Saturday, May 3, 2008
My last Qualcomm article talked about its mobile phone chipset strategy. Here, I want to highlight Qualcomm’s other hardware offerings that greatly expand its market possibilities, especially in the mobile computing space. These products and the software/service initiatives that the company has been taking recently allow it to shed its ‘CDMA-company’ or ‘mobile-phone chipset company' tag to help become a more global and well-recognized brand.
Qualcomm, with a head-start in this concept, has gained good traction with the vendors. HP recently announced their plans to ship Gobi-enabled laptops.
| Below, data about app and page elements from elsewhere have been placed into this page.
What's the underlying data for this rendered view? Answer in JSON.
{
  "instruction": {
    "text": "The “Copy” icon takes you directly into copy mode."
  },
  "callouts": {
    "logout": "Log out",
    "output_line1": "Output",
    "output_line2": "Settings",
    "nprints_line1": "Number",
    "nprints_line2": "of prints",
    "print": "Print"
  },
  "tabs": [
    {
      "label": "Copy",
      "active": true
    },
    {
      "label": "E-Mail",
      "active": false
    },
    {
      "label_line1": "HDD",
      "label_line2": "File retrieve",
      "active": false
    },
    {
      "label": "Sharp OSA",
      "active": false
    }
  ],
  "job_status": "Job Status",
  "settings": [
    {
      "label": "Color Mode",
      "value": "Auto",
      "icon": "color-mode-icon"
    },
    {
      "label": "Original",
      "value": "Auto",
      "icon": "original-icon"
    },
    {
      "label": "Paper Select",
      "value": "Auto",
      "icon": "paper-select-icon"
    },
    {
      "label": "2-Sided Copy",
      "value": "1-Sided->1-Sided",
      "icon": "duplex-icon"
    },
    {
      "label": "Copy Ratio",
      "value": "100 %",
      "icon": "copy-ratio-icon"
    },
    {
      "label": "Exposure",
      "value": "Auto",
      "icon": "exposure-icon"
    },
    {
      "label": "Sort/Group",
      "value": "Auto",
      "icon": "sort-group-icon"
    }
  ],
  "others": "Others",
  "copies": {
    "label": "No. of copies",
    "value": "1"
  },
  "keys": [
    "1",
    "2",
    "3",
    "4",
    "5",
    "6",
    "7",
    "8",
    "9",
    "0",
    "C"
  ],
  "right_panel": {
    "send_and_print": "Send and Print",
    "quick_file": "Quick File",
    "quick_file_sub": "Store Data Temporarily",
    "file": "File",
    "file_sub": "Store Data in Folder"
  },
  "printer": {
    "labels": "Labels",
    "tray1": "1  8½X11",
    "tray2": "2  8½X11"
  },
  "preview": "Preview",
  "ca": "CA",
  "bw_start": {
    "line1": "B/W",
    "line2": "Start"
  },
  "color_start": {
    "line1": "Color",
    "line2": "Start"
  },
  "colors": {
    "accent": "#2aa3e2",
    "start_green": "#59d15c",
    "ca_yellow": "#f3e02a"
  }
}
The company has secured design wins with five major laptop OEMs and several major networks have certified the
Qualcomm’s other big move towards mobile computing and convergence is the Snapdragon. The Snapdragon platform is designed as the single-stop shop for handset vendors looking to converge on mobility and computing (e.g. a hybrid of the iPhone and the Air.) The low-power, high performance platform, Qualcomm says, is designed for pocket-sized portable computers with 4-5 inch screens. This platform is already designed into 15 devices and is expected to hit the markets in the latter half of this year.
Sanjay Jha suggests that the Snapdragon does not compete with
The third product is the Snap Star or QST solutions targeting consumer electronics. The Snap Star solutions combine GPS, wireless connectivity, multimedia and broadcast TV to consumer-oriented devices such as personal navigation and mobile entertainment devices. This, it seems to me, is targeting the GPS flavor of Intel’s Mobile Internet Devices (MID).
These industry-defining products that Qualcomm has lined up can thrust it forward beyond mobile-phones. The company is also very aggressive about complementing these solutions with mobile services. Mobility and convergence present wonderful market opportunities. Qualcomm with its comprehensive product roadmap is positioned to exploit them.